(What the task asks)
Give back every line of the data below exactly.
=== Data for processing ===
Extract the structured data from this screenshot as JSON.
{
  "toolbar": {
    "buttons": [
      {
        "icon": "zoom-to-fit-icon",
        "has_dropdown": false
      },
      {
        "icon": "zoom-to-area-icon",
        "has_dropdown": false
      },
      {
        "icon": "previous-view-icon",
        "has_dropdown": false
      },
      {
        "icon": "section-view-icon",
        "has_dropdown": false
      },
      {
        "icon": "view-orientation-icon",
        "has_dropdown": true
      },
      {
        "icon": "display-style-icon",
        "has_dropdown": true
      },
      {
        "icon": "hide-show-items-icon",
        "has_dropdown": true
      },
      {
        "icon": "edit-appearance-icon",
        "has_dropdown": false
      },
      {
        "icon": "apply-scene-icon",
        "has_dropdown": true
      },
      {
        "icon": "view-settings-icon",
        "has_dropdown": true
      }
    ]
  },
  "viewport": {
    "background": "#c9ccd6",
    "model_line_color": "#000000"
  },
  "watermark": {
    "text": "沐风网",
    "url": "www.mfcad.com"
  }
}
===
(Answer section)
Extract the structured data from this screenshot as JSON.
{
  "toolbar": {
    "buttons": [
      {
        "icon": "zoom-to-fit-icon",
        "has_dropdown": false
      },
      {
        "icon": "zoom-to-area-icon",
        "has_dropdown": false
      },
      {
        "icon": "previous-view-icon",
        "has_dropdown": false
      },
      {
        "icon": "section-view-icon",
        "has_dropdown": false
      },
      {
        "icon": "view-orientation-icon",
        "has_dropdown": true
      },
      {
        "icon": "display-style-icon",
        "has_dropdown": true
      },
      {
        "icon": "hide-show-items-icon",
        "has_dropdown": true
      },
      {
        "icon": "edit-appearance-icon",
        "has_dropdown": false
      },
      {
        "icon": "apply-scene-icon",
        "has_dropdown": true
      },
      {
        "icon": "view-settings-icon",
        "has_dropdown": true
      }
    ]
  },
  "viewport": {
    "background": "#c9ccd6",
    "model_line_color": "#000000"
  },
  "watermark": {
    "text": "沐风网",
    "url": "www.mfcad.com"
  }
}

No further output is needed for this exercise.